- _SUPPLIED MATERIAL_:
== Segment start ==

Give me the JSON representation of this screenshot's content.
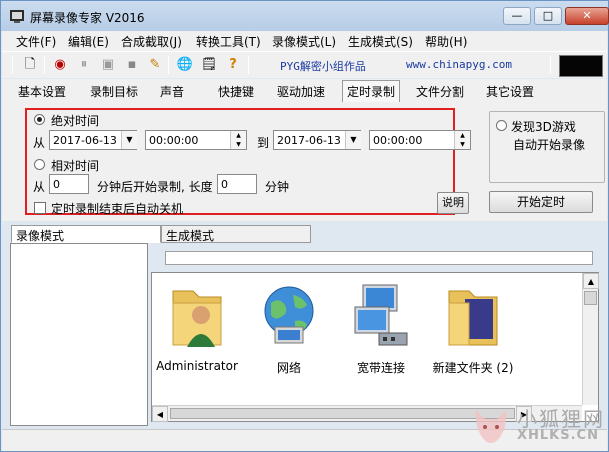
{
  "window": {
    "title": "屏幕录像专家 V2016"
  },
  "titlebar_buttons": {
    "minimize": "—",
    "maximize": "□",
    "close": "✕"
  },
  "menu": [
    "文件(F)",
    "编辑(E)",
    "合成截取(J)",
    "转换工具(T)",
    "录像模式(L)",
    "生成模式(S)",
    "帮助(H)"
  ],
  "toolbar": {
    "icons": [
      "new-file-icon",
      "record-icon",
      "pause-icon",
      "stop-icon",
      "camera-icon",
      "pen-icon",
      "globe-icon",
      "notes-icon",
      "help-icon"
    ],
    "glyphs": [
      "🗋",
      "◉",
      "⏸",
      "▣",
      "▪",
      "✎",
      "🌐",
      "🗒",
      "?"
    ],
    "credit": "PYG解密小组作品",
    "url": "www.chinapyg.com"
  },
  "tabs": [
    "基本设置",
    "录制目标",
    "声音",
    "快捷键",
    "驱动加速",
    "定时录制",
    "文件分割",
    "其它设置"
  ],
  "active_tab_index": 5,
  "timer": {
    "absolute_label": "绝对时间",
    "from_label": "从",
    "to_label": "到",
    "start_date": "2017-06-13",
    "start_time": "00:00:00",
    "end_date": "2017-06-13",
    "end_time": "00:00:00",
    "relative_label": "相对时间",
    "rel_from_label": "从",
    "rel_start_minutes": "0",
    "rel_middle_label": "分钟后开始录制, 长度",
    "rel_length_minutes": "0",
    "rel_unit": "分钟",
    "shutdown_label": "定时录制结束后自动关机",
    "help_button": "说明"
  },
  "side": {
    "detect_3d_label": "发现3D游戏",
    "auto_record_label": "自动开始录像",
    "start_timer_button": "开始定时"
  },
  "bottom_tabs": [
    "录像模式",
    "生成模式"
  ],
  "files": [
    {
      "label": "Administrator",
      "icon": "user-folder-icon"
    },
    {
      "label": "网络",
      "icon": "network-globe-icon"
    },
    {
      "label": "宽带连接",
      "icon": "broadband-connection-icon"
    },
    {
      "label": "新建文件夹 (2)",
      "icon": "folder-icon"
    }
  ],
  "watermark": {
    "text": "小狐狸网",
    "url": "XHLKS.CN"
  },
  "colors": {
    "highlight_border": "#e02020",
    "title_gradient": "#b7cde6"
  }
}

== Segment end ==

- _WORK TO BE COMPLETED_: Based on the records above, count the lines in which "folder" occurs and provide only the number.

- _RESPONSE TO THE TASK_: 2